> [What the task requires]: Look through the entries below, please, and copy every line with the word "fork".
━━━━━ Exercise data
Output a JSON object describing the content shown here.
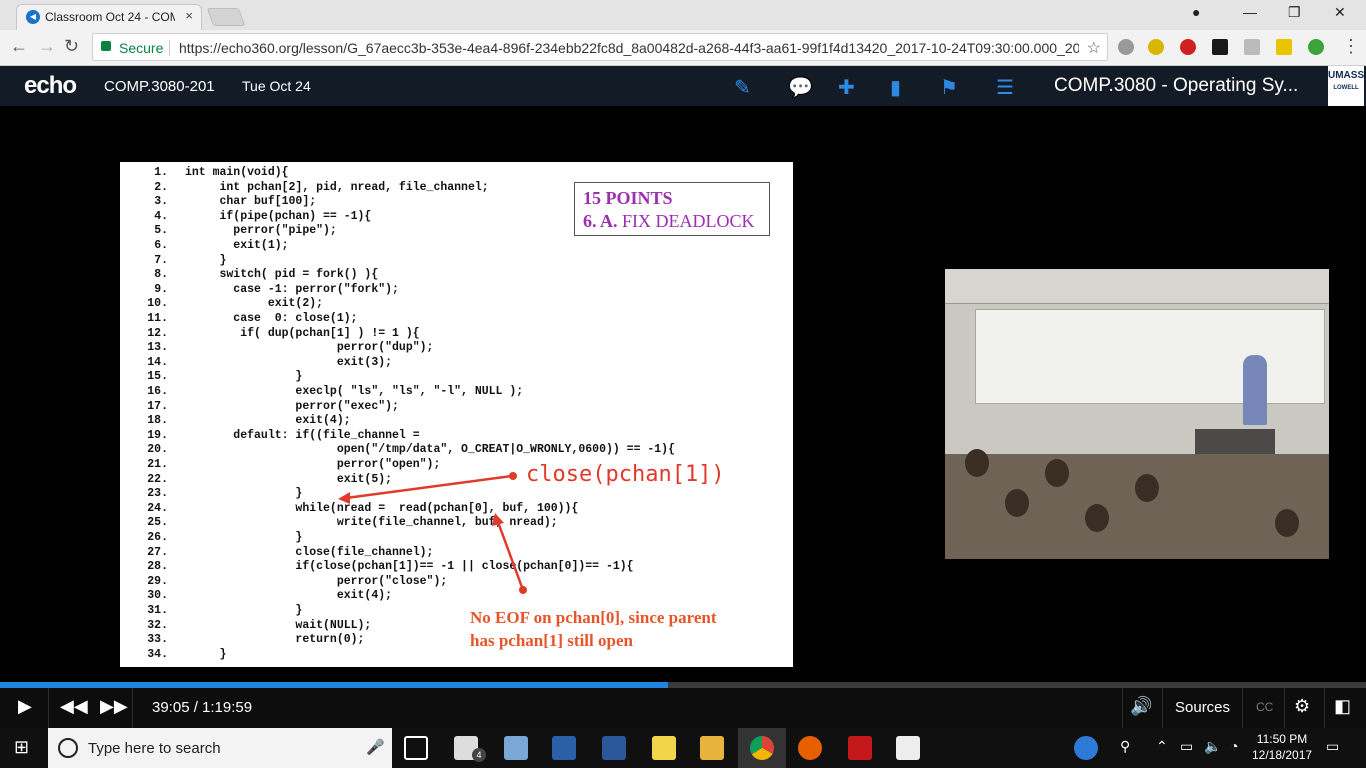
{
  "browser": {
    "tab_title": "Classroom Oct 24 - COM",
    "tab_close": "×",
    "url": "https://echo360.org/lesson/G_67aecc3b-353e-4ea4-896f-234ebb22fc8d_8a00482d-a268-44f3-aa61-99f1f4d13420_2017-10-24T09:30:00.000_20...",
    "secure_label": "Secure"
  },
  "echo": {
    "logo": "echo",
    "course_code": "COMP.3080-201",
    "date": "Tue Oct 24",
    "course_title": "COMP.3080 - Operating Sy...",
    "umass_top": "UMASS",
    "umass_bottom": "LOWELL"
  },
  "slide": {
    "points_line1": "15 POINTS",
    "points_line2_prefix": "6. A.",
    "points_line2_rest": "FIX DEADLOCK",
    "annotation_close": "close(pchan[1])",
    "annotation_note_line1": "No EOF on pchan[0], since parent",
    "annotation_note_line2": "has pchan[1] still open",
    "code": [
      {
        "n": "1.",
        "t": "int main(void){"
      },
      {
        "n": "2.",
        "t": "     int pchan[2], pid, nread, file_channel;"
      },
      {
        "n": "3.",
        "t": "     char buf[100];"
      },
      {
        "n": "4.",
        "t": "     if(pipe(pchan) == -1){"
      },
      {
        "n": "5.",
        "t": "       perror(\"pipe\");"
      },
      {
        "n": "6.",
        "t": "       exit(1);"
      },
      {
        "n": "7.",
        "t": "     }"
      },
      {
        "n": "8.",
        "t": "     switch( pid = fork() ){"
      },
      {
        "n": "9.",
        "t": "       case -1: perror(\"fork\");"
      },
      {
        "n": "10.",
        "t": "            exit(2);"
      },
      {
        "n": "11.",
        "t": "       case  0: close(1);"
      },
      {
        "n": "12.",
        "t": "        if( dup(pchan[1] ) != 1 ){"
      },
      {
        "n": "13.",
        "t": "                      perror(\"dup\");"
      },
      {
        "n": "14.",
        "t": "                      exit(3);"
      },
      {
        "n": "15.",
        "t": "                }"
      },
      {
        "n": "16.",
        "t": "                execlp( \"ls\", \"ls\", \"-l\", NULL );"
      },
      {
        "n": "17.",
        "t": "                perror(\"exec\");"
      },
      {
        "n": "18.",
        "t": "                exit(4);"
      },
      {
        "n": "19.",
        "t": "       default: if((file_channel ="
      },
      {
        "n": "20.",
        "t": "                      open(\"/tmp/data\", O_CREAT|O_WRONLY,0600)) == -1){"
      },
      {
        "n": "21.",
        "t": "                      perror(\"open\");"
      },
      {
        "n": "22.",
        "t": "                      exit(5);"
      },
      {
        "n": "23.",
        "t": "                }"
      },
      {
        "n": "24.",
        "t": "                while(nread =  read(pchan[0], buf, 100)){"
      },
      {
        "n": "25.",
        "t": "                      write(file_channel, buf, nread);"
      },
      {
        "n": "26.",
        "t": "                }"
      },
      {
        "n": "27.",
        "t": "                close(file_channel);"
      },
      {
        "n": "28.",
        "t": "                if(close(pchan[1])== -1 || close(pchan[0])== -1){"
      },
      {
        "n": "29.",
        "t": "                      perror(\"close\");"
      },
      {
        "n": "30.",
        "t": "                      exit(4);"
      },
      {
        "n": "31.",
        "t": "                }"
      },
      {
        "n": "32.",
        "t": "                wait(NULL);"
      },
      {
        "n": "33.",
        "t": "                return(0);"
      },
      {
        "n": "34.",
        "t": "     }"
      }
    ]
  },
  "player": {
    "time": "39:05 / 1:19:59",
    "progress_fraction": 0.489,
    "sources_label": "Sources",
    "cc_label": "CC"
  },
  "taskbar": {
    "search_placeholder": "Type here to search",
    "clock_time": "11:50 PM",
    "clock_date": "12/18/2017",
    "mail_badge": "4"
  },
  "colors": {
    "echo_bar": "#131c26",
    "echo_accent": "#2d8ae3",
    "progress_fill": "#1f86e0",
    "annotation_red": "#e03b2a",
    "points_purple": "#9b2fae"
  }
}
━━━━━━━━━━
> [Solved problem]:
        "t": "     switch( pid = fork() ){"
        "t": "       case -1: perror(\"fork\");"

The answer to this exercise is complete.